The fabulous singer Jerry Burns sets the tone (and intervenes, stylishly and comically at ­various points during the show) in the role of the café’s sultry chanteuse.

The ever-excellent Hilary Brooks provides piano accompaniment throughout, ­including during the production’s rousing moment of ­audience participation – the singing of La ­Marseillaise.

This is a welcome return, then, for a Scottish theatrical gem.

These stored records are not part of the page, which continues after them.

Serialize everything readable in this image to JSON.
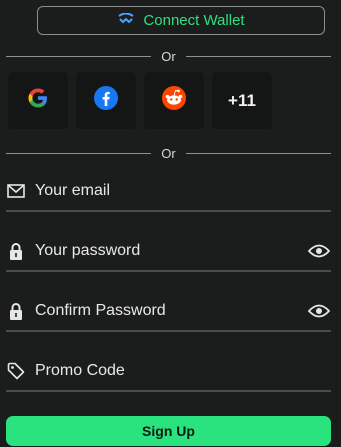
{
  "wallet": {
    "label": "Connect Wallet"
  },
  "divider_top": {
    "text": "Or"
  },
  "social": {
    "more_label": "+11"
  },
  "divider_bottom": {
    "text": "Or"
  },
  "form": {
    "email_placeholder": "Your email",
    "password_placeholder": "Your password",
    "confirm_placeholder": "Confirm Password",
    "promo_placeholder": "Promo Code"
  },
  "submit": {
    "label": "Sign Up"
  },
  "colors": {
    "accent": "#2be37e",
    "background": "#1b1d1c"
  }
}
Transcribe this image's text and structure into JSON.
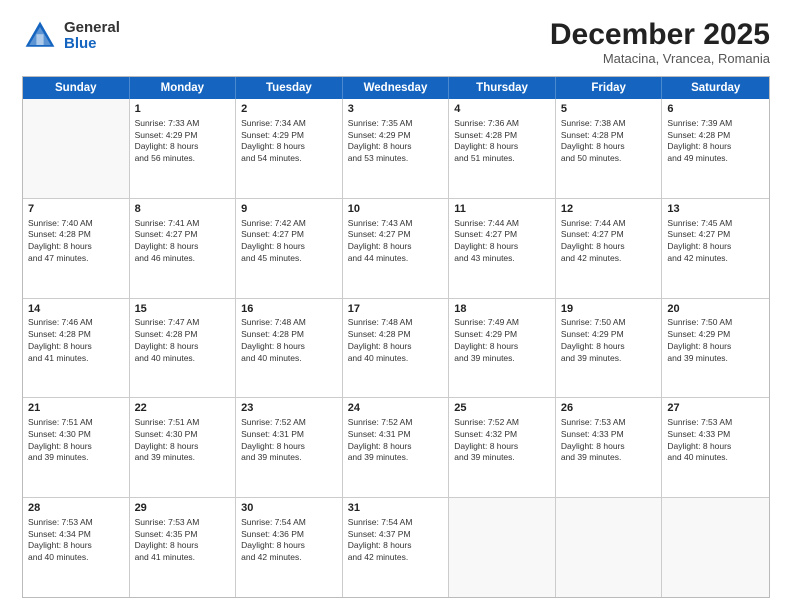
{
  "header": {
    "logo_general": "General",
    "logo_blue": "Blue",
    "month_title": "December 2025",
    "subtitle": "Matacina, Vrancea, Romania"
  },
  "weekdays": [
    "Sunday",
    "Monday",
    "Tuesday",
    "Wednesday",
    "Thursday",
    "Friday",
    "Saturday"
  ],
  "weeks": [
    [
      {
        "day": "",
        "info": ""
      },
      {
        "day": "1",
        "info": "Sunrise: 7:33 AM\nSunset: 4:29 PM\nDaylight: 8 hours\nand 56 minutes."
      },
      {
        "day": "2",
        "info": "Sunrise: 7:34 AM\nSunset: 4:29 PM\nDaylight: 8 hours\nand 54 minutes."
      },
      {
        "day": "3",
        "info": "Sunrise: 7:35 AM\nSunset: 4:29 PM\nDaylight: 8 hours\nand 53 minutes."
      },
      {
        "day": "4",
        "info": "Sunrise: 7:36 AM\nSunset: 4:28 PM\nDaylight: 8 hours\nand 51 minutes."
      },
      {
        "day": "5",
        "info": "Sunrise: 7:38 AM\nSunset: 4:28 PM\nDaylight: 8 hours\nand 50 minutes."
      },
      {
        "day": "6",
        "info": "Sunrise: 7:39 AM\nSunset: 4:28 PM\nDaylight: 8 hours\nand 49 minutes."
      }
    ],
    [
      {
        "day": "7",
        "info": "Sunrise: 7:40 AM\nSunset: 4:28 PM\nDaylight: 8 hours\nand 47 minutes."
      },
      {
        "day": "8",
        "info": "Sunrise: 7:41 AM\nSunset: 4:27 PM\nDaylight: 8 hours\nand 46 minutes."
      },
      {
        "day": "9",
        "info": "Sunrise: 7:42 AM\nSunset: 4:27 PM\nDaylight: 8 hours\nand 45 minutes."
      },
      {
        "day": "10",
        "info": "Sunrise: 7:43 AM\nSunset: 4:27 PM\nDaylight: 8 hours\nand 44 minutes."
      },
      {
        "day": "11",
        "info": "Sunrise: 7:44 AM\nSunset: 4:27 PM\nDaylight: 8 hours\nand 43 minutes."
      },
      {
        "day": "12",
        "info": "Sunrise: 7:44 AM\nSunset: 4:27 PM\nDaylight: 8 hours\nand 42 minutes."
      },
      {
        "day": "13",
        "info": "Sunrise: 7:45 AM\nSunset: 4:27 PM\nDaylight: 8 hours\nand 42 minutes."
      }
    ],
    [
      {
        "day": "14",
        "info": "Sunrise: 7:46 AM\nSunset: 4:28 PM\nDaylight: 8 hours\nand 41 minutes."
      },
      {
        "day": "15",
        "info": "Sunrise: 7:47 AM\nSunset: 4:28 PM\nDaylight: 8 hours\nand 40 minutes."
      },
      {
        "day": "16",
        "info": "Sunrise: 7:48 AM\nSunset: 4:28 PM\nDaylight: 8 hours\nand 40 minutes."
      },
      {
        "day": "17",
        "info": "Sunrise: 7:48 AM\nSunset: 4:28 PM\nDaylight: 8 hours\nand 40 minutes."
      },
      {
        "day": "18",
        "info": "Sunrise: 7:49 AM\nSunset: 4:29 PM\nDaylight: 8 hours\nand 39 minutes."
      },
      {
        "day": "19",
        "info": "Sunrise: 7:50 AM\nSunset: 4:29 PM\nDaylight: 8 hours\nand 39 minutes."
      },
      {
        "day": "20",
        "info": "Sunrise: 7:50 AM\nSunset: 4:29 PM\nDaylight: 8 hours\nand 39 minutes."
      }
    ],
    [
      {
        "day": "21",
        "info": "Sunrise: 7:51 AM\nSunset: 4:30 PM\nDaylight: 8 hours\nand 39 minutes."
      },
      {
        "day": "22",
        "info": "Sunrise: 7:51 AM\nSunset: 4:30 PM\nDaylight: 8 hours\nand 39 minutes."
      },
      {
        "day": "23",
        "info": "Sunrise: 7:52 AM\nSunset: 4:31 PM\nDaylight: 8 hours\nand 39 minutes."
      },
      {
        "day": "24",
        "info": "Sunrise: 7:52 AM\nSunset: 4:31 PM\nDaylight: 8 hours\nand 39 minutes."
      },
      {
        "day": "25",
        "info": "Sunrise: 7:52 AM\nSunset: 4:32 PM\nDaylight: 8 hours\nand 39 minutes."
      },
      {
        "day": "26",
        "info": "Sunrise: 7:53 AM\nSunset: 4:33 PM\nDaylight: 8 hours\nand 39 minutes."
      },
      {
        "day": "27",
        "info": "Sunrise: 7:53 AM\nSunset: 4:33 PM\nDaylight: 8 hours\nand 40 minutes."
      }
    ],
    [
      {
        "day": "28",
        "info": "Sunrise: 7:53 AM\nSunset: 4:34 PM\nDaylight: 8 hours\nand 40 minutes."
      },
      {
        "day": "29",
        "info": "Sunrise: 7:53 AM\nSunset: 4:35 PM\nDaylight: 8 hours\nand 41 minutes."
      },
      {
        "day": "30",
        "info": "Sunrise: 7:54 AM\nSunset: 4:36 PM\nDaylight: 8 hours\nand 42 minutes."
      },
      {
        "day": "31",
        "info": "Sunrise: 7:54 AM\nSunset: 4:37 PM\nDaylight: 8 hours\nand 42 minutes."
      },
      {
        "day": "",
        "info": ""
      },
      {
        "day": "",
        "info": ""
      },
      {
        "day": "",
        "info": ""
      }
    ]
  ]
}
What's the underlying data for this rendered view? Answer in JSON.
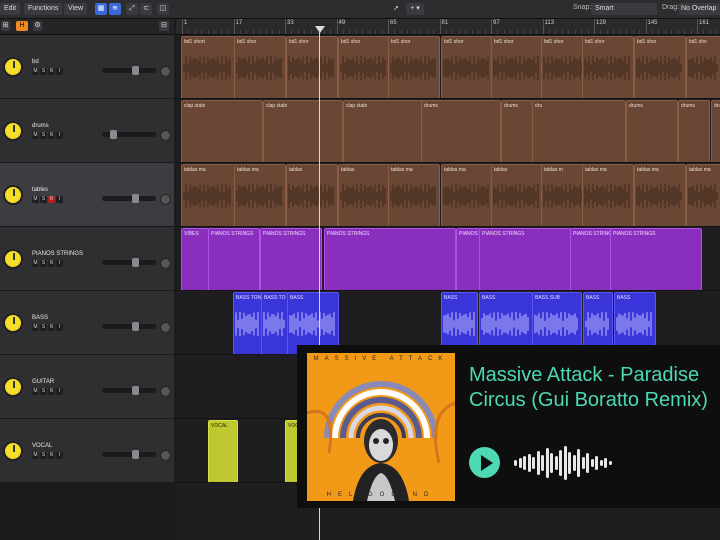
{
  "menubar": {
    "edit": "Edit",
    "functions": "Functions",
    "view": "View",
    "snap_label": "Snap:",
    "snap_value": "Smart",
    "drag_label": "Drag:",
    "drag_value": "No Overlap"
  },
  "header": {
    "h_button": "H"
  },
  "ruler": {
    "bars": [
      "1",
      "17",
      "33",
      "49",
      "65",
      "81",
      "97",
      "113",
      "129",
      "145",
      "161"
    ]
  },
  "tracks": [
    {
      "name": "bd",
      "color": "#6a4734"
    },
    {
      "name": "drums",
      "color": "#6a4734"
    },
    {
      "name": "tables",
      "color": "#6a4734"
    },
    {
      "name": "PIANOS STRINGS",
      "color": "#8a2fbd"
    },
    {
      "name": "BASS",
      "color": "#3a35d8"
    },
    {
      "name": "GUITAR",
      "color": "#bfc831"
    },
    {
      "name": "VOCAL",
      "color": "#bfc831"
    }
  ],
  "track_buttons": {
    "m": "M",
    "s": "S",
    "r": "R",
    "i": "I"
  },
  "regions": {
    "bd": [
      "bd1 short",
      "bd1 shor",
      "bd1 shor",
      "bd1 shor",
      "bd1 shor",
      "bd1 shor",
      "bd1 shor",
      "bd1 shor",
      "bd1 shor",
      "bd1 shor",
      "bd1 sho"
    ],
    "drums": [
      "clap stabi",
      "clap stabi",
      "clap stabi",
      "drums",
      "drums",
      "dru",
      "drums",
      "drums",
      "drums"
    ],
    "tables": [
      "tablas ma",
      "tablas ma",
      "tablas",
      "tablas",
      "tablas ma",
      "tablas ma",
      "tablas",
      "tablas m",
      "tablas ma",
      "tablas ma",
      "tablas ma"
    ],
    "pianos": [
      "VIBES",
      "PIANOS STRINGS",
      "PIANOS STRINGS",
      "PIANOS STRINGS",
      "PIANOS STRINGS",
      "PIANOS STRINGS",
      "PIANOS STRINGS",
      "PIANOS STRINGS"
    ],
    "bass": [
      "BASS TON",
      "BASS TO",
      "BASS",
      "BASS",
      "BASS",
      "BASS SUB",
      "BASS",
      "BASS"
    ],
    "vocal": [
      "VOCAL",
      "VOCAL"
    ]
  },
  "player": {
    "album_artist_text": "MASSIVE ATTACK",
    "album_title_text": "HELIGOLAND",
    "title": "Massive Attack - Paradise Circus (Gui Boratto Remix)"
  },
  "colors": {
    "accent": "#4cd9b4",
    "album": "#f29a17"
  }
}
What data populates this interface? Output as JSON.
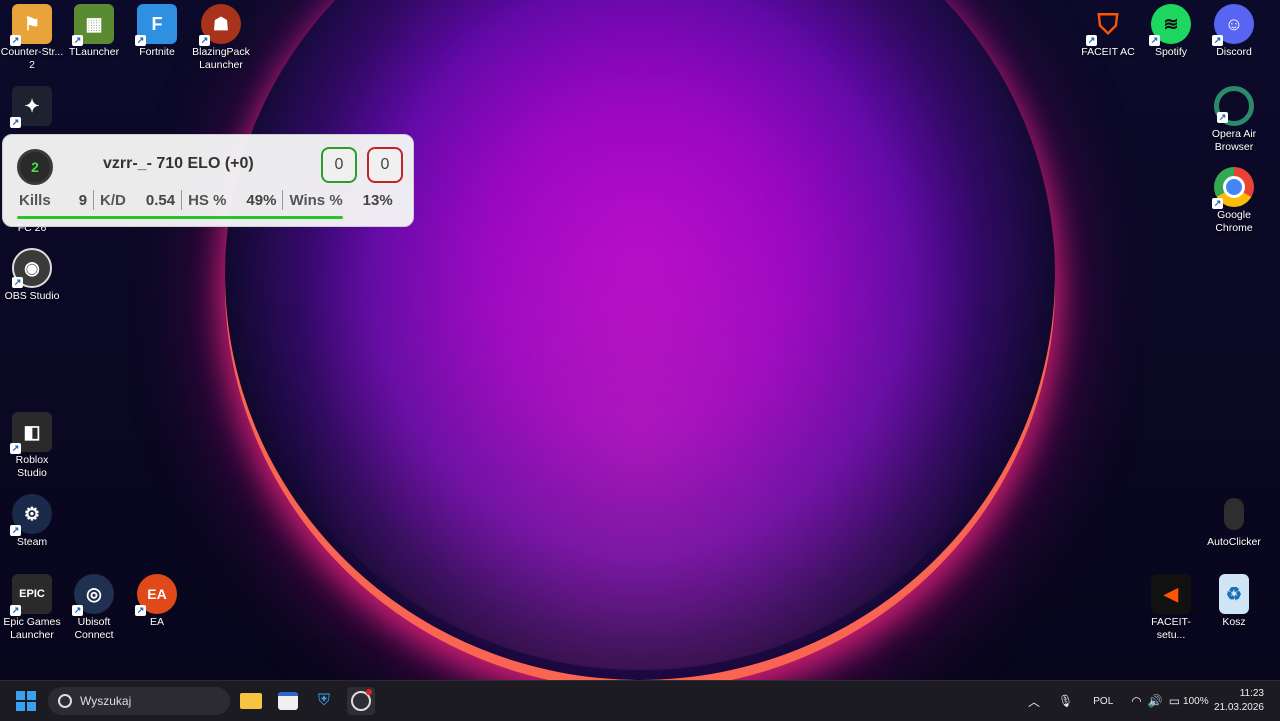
{
  "desktop": {
    "left_icons": [
      {
        "label": "Counter-Str... 2",
        "icon": "cs2-icon",
        "color": "#e8a33a"
      },
      {
        "label": "TLauncher",
        "icon": "minecraft-icon",
        "color": "#5a8a32"
      },
      {
        "label": "Fortnite",
        "icon": "fortnite-icon",
        "color": "#2f8fe0"
      },
      {
        "label": "BlazingPack Launcher",
        "icon": "blazingpack-icon",
        "color": "#a8321c"
      },
      {
        "label": "OBS Studio",
        "icon": "obs-icon",
        "color": "#3a3a3a"
      },
      {
        "label": "Roblox Studio",
        "icon": "roblox-icon",
        "color": "#2a2a2a"
      },
      {
        "label": "Steam",
        "icon": "steam-icon",
        "color": "#1b2a4a"
      },
      {
        "label": "Epic Games Launcher",
        "icon": "epic-icon",
        "color": "#2a2a2a"
      },
      {
        "label": "Ubisoft Connect",
        "icon": "ubisoft-icon",
        "color": "#203050"
      },
      {
        "label": "EA",
        "icon": "ea-icon",
        "color": "#e04a1a"
      }
    ],
    "partial_labels": [
      "FC 26"
    ],
    "right_icons": [
      {
        "label": "FACEIT AC",
        "icon": "faceit-ac-icon",
        "color": "#ff5500"
      },
      {
        "label": "Spotify",
        "icon": "spotify-icon",
        "color": "#1ed760"
      },
      {
        "label": "Discord",
        "icon": "discord-icon",
        "color": "#5865f2"
      },
      {
        "label": "Opera Air Browser",
        "icon": "opera-icon",
        "color": "#2a8a6a"
      },
      {
        "label": "Google Chrome",
        "icon": "chrome-icon",
        "color": "#4285f4"
      },
      {
        "label": "AutoClicker",
        "icon": "mouse-icon",
        "color": "#3a3a3a"
      },
      {
        "label": "FACEIT-setu...",
        "icon": "faceit-setup-icon",
        "color": "#ff5500"
      },
      {
        "label": "Kosz",
        "icon": "recycle-bin-icon",
        "color": "#cfe4f5"
      }
    ]
  },
  "overlay": {
    "level": "2",
    "title": "vzrr-_- 710 ELO (+0)",
    "wins": "0",
    "losses": "0",
    "stats": {
      "kills_label": "Kills",
      "kills": "9",
      "kd_label": "K/D",
      "kd": "0.54",
      "hs_label": "HS %",
      "hs": "49%",
      "wins_label": "Wins %",
      "wins": "13%"
    }
  },
  "taskbar": {
    "search_placeholder": "Wyszukaj",
    "language": "POL",
    "battery": "100%",
    "time": "11:23",
    "date": "21.03.2026"
  }
}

Thank goodness they’re playing it again.

Until March 30: